NDIS in the media - Opinion piece from Vicki Rundle
This opinion piece first appeared in the Sydney Morning Herald, The Age and the Canberra Times on Wednesday 30 May.
Canberra resident Phillip Dodd's mobility was severely impacted following a motorcycle accident in the 1970s that resulted in a serious leg injury and an above-the-knee amputation in 2015.
When Phillip, who works full-time, became a participant in the National Disability Insurance Scheme (NDIS), he received a new prosthetic leg and modifications to his home and car to increase his independence. He is one of thousands in the ACT who had never received any type of disability services or support before the NDIS.
As Deputy CEO of the National Disability Insurance Agency (NDIA), I regularly meet participants like Phillip, people whose lives are being transformed by the NDIS.
The ACT is the first state or territory in Australia in which the NDIS has been fully rolled out. This means that while ACT residents were among the first to benefit from the NDIS, some participants have also experienced the inevitable challenges that will arise from such a large and complex reform.

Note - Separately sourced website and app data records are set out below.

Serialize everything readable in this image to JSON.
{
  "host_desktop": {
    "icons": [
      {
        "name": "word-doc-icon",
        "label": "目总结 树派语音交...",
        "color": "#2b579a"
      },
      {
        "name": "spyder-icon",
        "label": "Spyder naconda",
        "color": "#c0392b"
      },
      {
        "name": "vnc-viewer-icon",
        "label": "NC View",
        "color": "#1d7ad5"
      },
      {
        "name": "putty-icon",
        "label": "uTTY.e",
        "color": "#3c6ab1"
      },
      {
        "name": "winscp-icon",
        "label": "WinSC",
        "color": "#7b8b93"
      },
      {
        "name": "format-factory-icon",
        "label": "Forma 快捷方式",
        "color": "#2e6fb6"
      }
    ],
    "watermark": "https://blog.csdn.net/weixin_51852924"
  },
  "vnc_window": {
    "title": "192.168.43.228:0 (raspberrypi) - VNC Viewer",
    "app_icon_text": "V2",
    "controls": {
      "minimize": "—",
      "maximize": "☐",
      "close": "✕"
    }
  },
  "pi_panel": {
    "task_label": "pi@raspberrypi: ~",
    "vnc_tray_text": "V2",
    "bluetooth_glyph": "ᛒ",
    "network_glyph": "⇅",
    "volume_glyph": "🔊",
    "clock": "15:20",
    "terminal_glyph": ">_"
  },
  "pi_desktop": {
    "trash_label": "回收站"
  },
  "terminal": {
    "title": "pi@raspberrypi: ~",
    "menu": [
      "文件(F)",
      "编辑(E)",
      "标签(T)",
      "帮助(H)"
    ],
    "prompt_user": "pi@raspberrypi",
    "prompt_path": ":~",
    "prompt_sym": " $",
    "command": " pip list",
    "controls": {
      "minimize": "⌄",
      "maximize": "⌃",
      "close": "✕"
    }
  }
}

While much has been achieved during the trial and transition periods in ACT, we know there is much more to do.
The most significant achievement is the number of people in the ACT who are now benefitting from the Scheme. As at 31 March 2018, 6,613 people had an NDIS plan in place. Of those, 52% (or 3,468) were not previously receiving support from either the ACT or Commonwealth Governments. To emphasise the point, these people, like Phillip, needed help, but previously were not receiving it.
As a result of the NDIS, participants and their families in the ACT are telling us that the NDIS is helping them in many ways. Ninety-four per cent of parents of pre-school aged children are saying that the NDIS has improved their child's development and 74 per cent of people over 25 are telling us that the NDIS has helped them exercise greater choice. Australia-wide, 84 per cent of surveyed participants were satisfied with their NDIS experience.
However, as highlighted by the current ACT Parliamentary Inquiry into the implementation of the NDIS in the ACT, the roll out of the NDIS remains a work in progress and some participants' experiences have fallen short of our standards. It is clear that at the forefront of these challenges is the need to improve the planning process, which is why a new general participant pathway has been designed and is in the final stages of being tested.
In addition, the NDIA has already taken significant steps to address many of the issues which have been raised as part of the Inquiry.
For example, the rate of unscheduled reviews in the ACT during transition is high and has been the subject of significant work by the NDIA.
As ACT was amongst the early trial sites and the NDIS was brand-new, some mistakes were made in planning. We have worked closely with participants to address the issue and where broader issues were identified, introduced new processes or means to solve them.
In particular, many unscheduled reviews have occurred where assistive technology is part of a plan. We have implemented new assistive technology changes, which will help the 45 per cent of participants likely to require low cost assistive technology items to access funding and equipment in a timely manner.
It's also important to address some misconceptions around the underpinning principles of the NDIS, especially around people exiting the Scheme and variations in funding for participants' plans.
The NDIS is an insurance based Scheme. It is not welfare. It is underpinned by the fundamental proposition that by taking a life-time approach and investing in people early, the opportunity for individuals to live an ordinary life is maximised. This is particularly the case with children with developmental delay. A significant upfront investment will provide a lifetime of benefits.
There have been similar misconceptions around plan variations with reports that participant plans are being systematically reduced. In contrast, a large percentage of plans in ACT in the last year were increased by more than 10% on review. Moreover, in an insurance based Scheme, as opposed to a welfare system, there should be no expectation that plans should not be reduced. In some cases, reductions reflect a one-off investment in assistive technology; while in other cases, it results from the achievement of a goal that no longer needs funding.
It is possible there will be more challenges ahead as we continue to implement one of Australia's largest ever social reforms. But the opportunities and the benefits of the NDIS outweigh the challenges many times over. At last, people with disability have choice and control over their lives and can receive the reasonable and necessary supports they need.
As Phillip puts it: "The NDIS has really changed our lives. The thing I like most about the NDIS is that I was able to ask for the supports that I needed to live my life. I made the choice. I had a voice and was listened to.
"I saw that the NDIA is evolving and changing to become more client-friendly and that showed me that it was worth it."
My colleagues and I are absolutely committed to building a world-leading NDIS that empowers people with disability to achieve their goals in inclusive communities and workplaces.
Vicki Rundle is Deputy CEO of the National Disability Insurance Agency